Taking care of ourselves also means knowing when we’ve done all that we can for our children. His father has been much better at that. I keep wishing and fighting and hoping. Maybe in vain. Looking for that spark of empathy that I hope will magically appear maybe when his brain fully develops. My therapist years ago said that maybe August sabotages his progress in there because he feels safe in there and he doesn’t really want to get out. In there he doesn’t have to make choices of right or wrong where he has repeatedly made the wrong ones. Maybe when he voluntarily decides to take the medications that will help his brain function better things will change. Or maybe it won’t and I will finally have to realize I’ve done all that I can. Can a mother ever do that? 

Pondering the next time,

Shannon

 

Fun and Easy Family Staycations

As it gets toward the end of the summer and the start of school is approaching, you might want to get in one more vacation with the family. But maybe the budget or the time just doesn’t allow for a big excursion away. Or maybe the idea of taking a trip away with your RAD kiddo feels you with fear and dread. So here are some ideas for fun and easy family staycations which will give you some quality family time but won’t break the budget. And may be easier on the anxiety level!

Now when it comes to staycations it doesn’t require going out of town or even out of your house! Just maybe a little creativity and some planning. So here are some ideas and some resources for finding some fun and easy family staycations.

Backyard camping is easy and fun!
  • Backyard Camping – Maybe you don’t fancy yourselves big campers. But everyone can survive one or two nights in a tent in your own backyard! And if you don’t own a tent, I’m sure a neighbor can hook you up. Set up the tent (or get help from the neighbor), fill it with pillows and blankets and grab some flashlights and let the spooky stories fly!
  • Explore Your City – It’s easy to overlook what’s right in your own town with all the hustle and bustle of daily life. I haven’t even been to one of the museums here in my tiny little town. And Facebook is constantly offering events and other kid-friendly attractions, often for free.
  • Dine out – Now this may seem like something you do fairly regularly but if it always comes out of a bag with a golden arch, that’s not what I’m meaning here. Pick a restaurant that you might not have thought about going to before, get dressed up and have a fabulous night out!
  • Stay one night in a nearby hotel – My boys love staying in hotels. They don’t care if it’s 5-star or not. Though they are fond of a nice breakfast! But maybe a night at a close hotel will be a fun distraction. Find a place with a pool and a breakfast the next morning that provides a break for mom and everybody wins!
  • Make a City-Wide Scavenger Hunt – Some cities have these already available. But if you don’t live in one of those places, it’s not hard to figure out a fun scavenger hunt that will get you moving around your town. Here in Terre Haute, we have painted rocks which are fun to paint and hide. Maybe you can do that! Or maybe it’s just walking through town trying to find all the letters of the alphabet!
  • Movie Night – Always a winner! You don’t have a drop a ton of money to have a fun movie night. Hit the grocery store for popcorn and snacks, create a comfy space with blankets and pillows and find a movie everyone will love. Then cuddle up and get your movie night going!
  • Unplug – This might be the last thing you want to do as a RAD parent but it is a great way to connect as a family. Maybe it’s a hike at a local nature preserve or a pool day. Whatever gets you off your phones or games and spending time together.

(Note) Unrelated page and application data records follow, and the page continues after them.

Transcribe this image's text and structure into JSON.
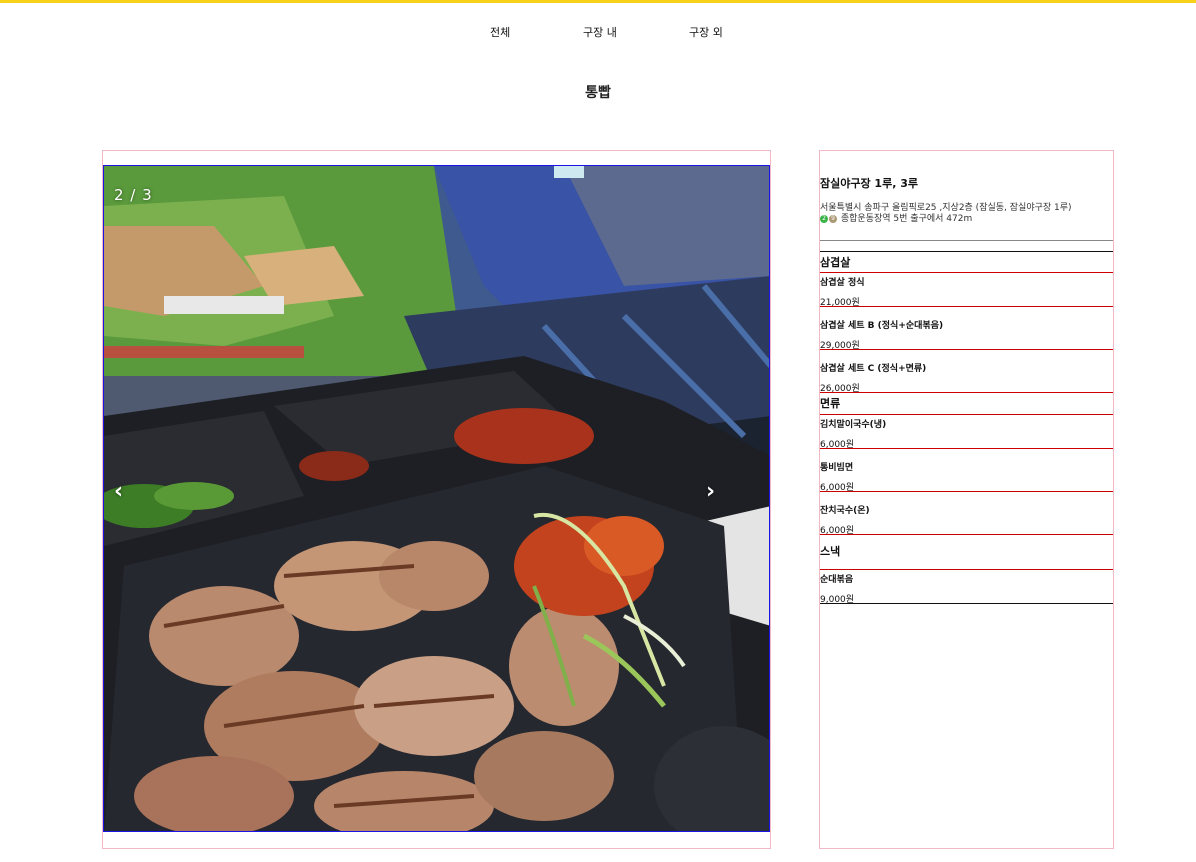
{
  "nav": {
    "items": [
      {
        "label": "전체"
      },
      {
        "label": "구장 내"
      },
      {
        "label": "구장 외"
      }
    ]
  },
  "page_title": "통빱",
  "gallery": {
    "counter": "2 / 3",
    "prev_icon": "‹",
    "next_icon": "›"
  },
  "info": {
    "stadium": "잠실야구장 1루, 3루",
    "address": "서울특별시 송파구 올림픽로25 ,지상2층 (잠실동, 잠실야구장 1루)",
    "station": {
      "line_numbers": [
        "2",
        "9"
      ],
      "line_colors": [
        "#3cb44a",
        "#aa9872"
      ],
      "text": "종합운동장역 5번 출구에서 472m"
    }
  },
  "menu": {
    "categories": [
      {
        "name": "삼겹살",
        "items": [
          {
            "name": "삼겹살 정식",
            "price": "21,000원"
          },
          {
            "name": "삼겹살 세트 B (정식+순대볶음)",
            "price": "29,000원"
          },
          {
            "name": "삼겹살 세트 C (정식+면류)",
            "price": "26,000원"
          }
        ]
      },
      {
        "name": "면류",
        "items": [
          {
            "name": "김치말이국수(냉)",
            "price": "6,000원"
          },
          {
            "name": "통비빔면",
            "price": "6,000원"
          },
          {
            "name": "잔치국수(온)",
            "price": "6,000원"
          }
        ]
      },
      {
        "name": "스낵",
        "items": [
          {
            "name": "순대볶음",
            "price": "9,000원"
          }
        ]
      }
    ]
  },
  "colors": {
    "accent": "#f7d117",
    "frame_border": "#f2b8c6",
    "photo_border": "#1a14e6",
    "divider_red": "#cc0000"
  }
}
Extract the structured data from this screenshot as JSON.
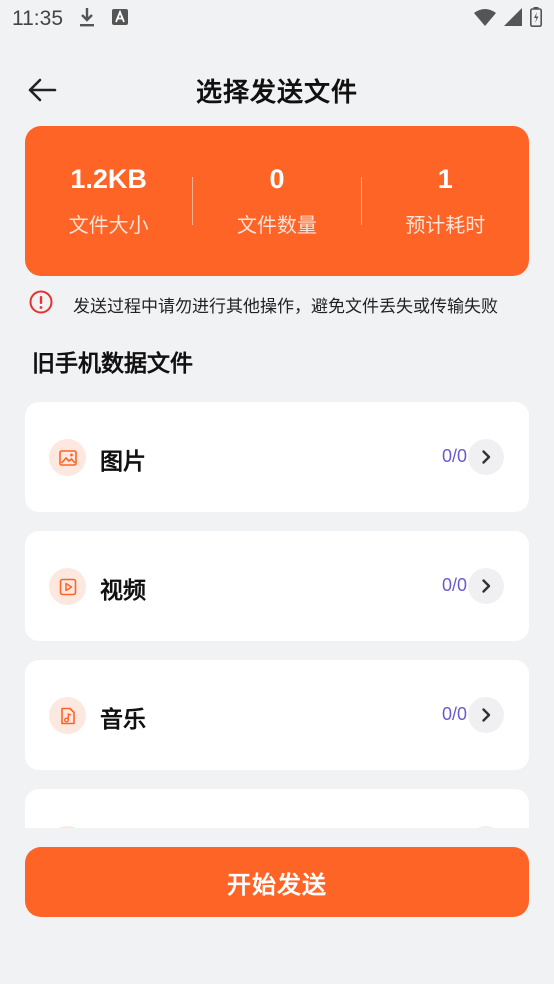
{
  "status_bar": {
    "time": "11:35"
  },
  "header": {
    "title": "选择发送文件"
  },
  "stats": [
    {
      "value": "1.2KB",
      "label": "文件大小"
    },
    {
      "value": "0",
      "label": "文件数量"
    },
    {
      "value": "1",
      "label": "预计耗时"
    }
  ],
  "warning": {
    "text": "发送过程中请勿进行其他操作，避免文件丢失或传输失败"
  },
  "section": {
    "title": "旧手机数据文件"
  },
  "items": [
    {
      "label": "图片",
      "count": "0/0",
      "icon": "image-icon"
    },
    {
      "label": "视频",
      "count": "0/0",
      "icon": "video-icon"
    },
    {
      "label": "音乐",
      "count": "0/0",
      "icon": "music-icon"
    }
  ],
  "start_button": {
    "label": "开始发送"
  },
  "colors": {
    "accent": "#ff6427",
    "count": "#6a5ad2",
    "background": "#f1f2f4"
  }
}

These are just a few ideas that I liked. Lots of other people have lots of other ideas. Check out Today’s Parent list here. And there are 40 ideas listed from Cafe Mom here.

And as always I will put the links on my resources page.

Enjoy the last few days of summer! Connect with your families and get out and play!

Until next time,

Shannon